Harvey has arrived
The stars came out to play Monday night at the annual Met Gala, the party and fashion event that’s organized on the first Monday in May and raises money for New York City’s Metropolitan Museum of Art.
One of those stars was Harvey Guillén, the rising star of FX’s acclaimed series What We Do in the Shadows.
This year’s theme was an homage to the controversial late fashion designer Karl Lagerfeld, who was the creative director of Chanel and Fendi before he died in 2019. While many celebrities went with Lagerfeld’s typical black-and-white style, others approached the assignment a bit differently. Lagerfeld was known to hate pink. He also was known for making racist, sexist, and fatphobic comments.
Quinta Brunson, Viola Davis, Guillén, and others decided to celebrate the Met in Lagerfeld’s least favorite shade.
The Advocate spoke with Guillén shortly before his Met Gala debut, which was designed by his frequent fashion collaborator Christian Siriano — the two made Oscars fashion history earlier this year when the Puss in Boots actor wore the first Siriano red carpet look made for a plus-sized man to the show.
“It definitely encompasses everything that I would want … for [the Met Gala],” said Guillén, who was one of The Advocate's People of the Year in 2022,. “It has both worlds of feminine, masculine.”
He explained that he owed his team for preparing his look for the event. “It takes a village to make something come together so I’m the luckiest boy,” he says.
Guillén said that going to the Met Gala was “surreal.”
“I did every kind of job growing up and never in my wildest dreams would I think that I’d be going to the Met Gala,” the actor said. “With the origin story that I came from, I have come a long way, so it’s a big milestone and I’m so happy to do it. I get to do it with the people I love and the industry that I love to be part of. It’s exciting.”
Guillén isn’t afraid to call out Lagerfeld’s problematic comments and their impact on the designer’s legacy.
“The theme of the night was Karl…so in his honor I came as my fat POC self in pink,” he told The Advocate.

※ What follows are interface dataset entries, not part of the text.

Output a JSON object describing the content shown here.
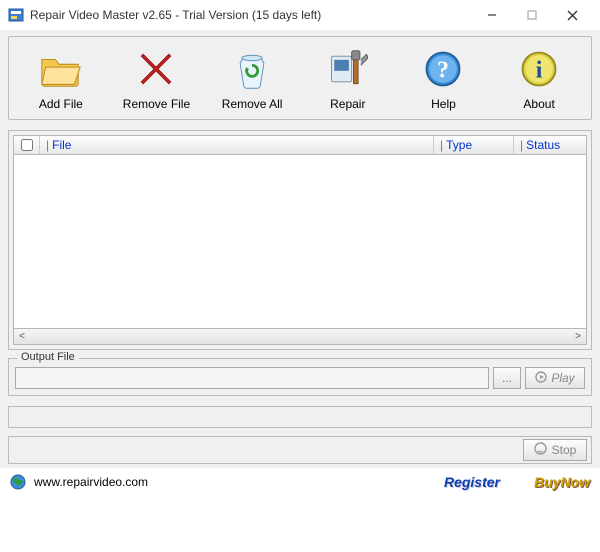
{
  "window": {
    "title": "Repair Video Master v2.65 - Trial Version (15 days left)"
  },
  "toolbar": {
    "add_file": "Add File",
    "remove_file": "Remove File",
    "remove_all": "Remove All",
    "repair": "Repair",
    "help": "Help",
    "about": "About"
  },
  "columns": {
    "file": "File",
    "type": "Type",
    "status": "Status"
  },
  "output": {
    "legend": "Output File",
    "path": "",
    "browse_label": "...",
    "play_label": "Play"
  },
  "stop_label": "Stop",
  "footer": {
    "url": "www.repairvideo.com",
    "register": "Register",
    "buynow": "BuyNow"
  }
}
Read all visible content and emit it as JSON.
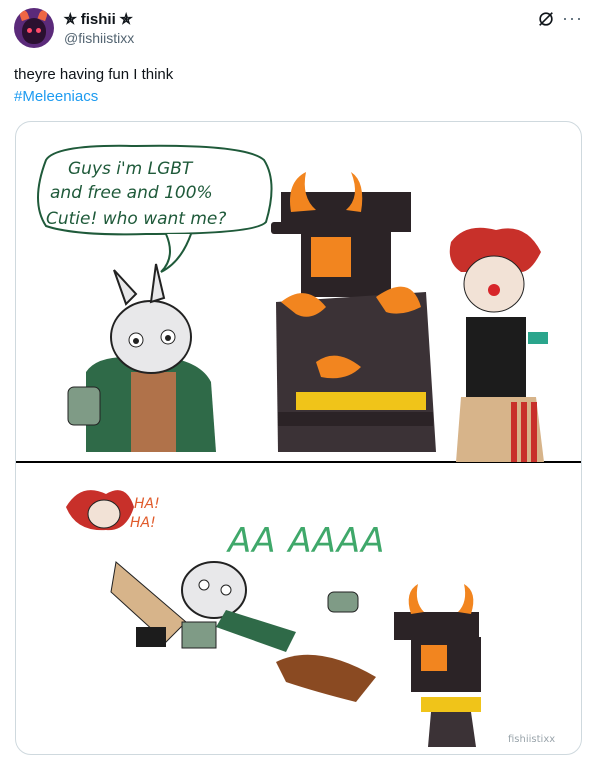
{
  "post": {
    "display_name": "✯ fishii ✯",
    "handle": "@fishiistixx",
    "text": "theyre having fun I think",
    "hashtag": "#Meleeniacs"
  },
  "media": {
    "speech_line1": "Guys i'm LGBT",
    "speech_line2": "and free and 100%",
    "speech_line3": "Cutie! who want me?",
    "laugh_1": "HA!",
    "laugh_2": "HA!",
    "scream": "AA AAAA",
    "signature": "fishiistixx"
  },
  "colors": {
    "link": "#1d9bf0",
    "secondary_text": "#536471",
    "border": "#cfd9de",
    "speech_ink": "#1f5a3a",
    "scream_green": "#3fa86a",
    "laugh_orange": "#e05a2a"
  },
  "icons": [
    "grok-icon",
    "more-icon"
  ]
}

He said that the art can be respected, but that things can be learned from Lagerfeld’s complex legacy.
“Karl, I can be just as fabulous in my body and just as courageous and just as beautiful,” he shared. “We honor the creativity and the work of someone but also not forget that we have to do better.”
Guillén said he didn't intend to become known for his fashion — he’s just wanted to feel his best and dress the way he wanted to dress.
He said he’s surprised when people come up to him and explain what his looks and style have meant to them.
“I think that's something that we take pride in — our collaboration with Christian — is that his gowns are timeless and [he’s] done an amazing job in the years of dressing the leading ladies of Hollywood, and now to dress a man of size is groundbreaking,” Guillén said, adding that more designers should take the leap that Siriano did. He explained that he’s excited about future collaborations with Siriano and their teams.
“We don't see a lot of my body types that represent on the carpet so I'm gladly leave the door ajar for the many, many, many that are yet to come,” he said. “I take pride in the idea that I have started something without knowing that this will be a movement that now we can look back and say wow, we were there when this kind of took off.”
Photos: Jen Rosenstein
Outfit: Christian Siriano
Styling: Michael Fusco
Makeup: Romie Macedo
Hair: Connie Agawin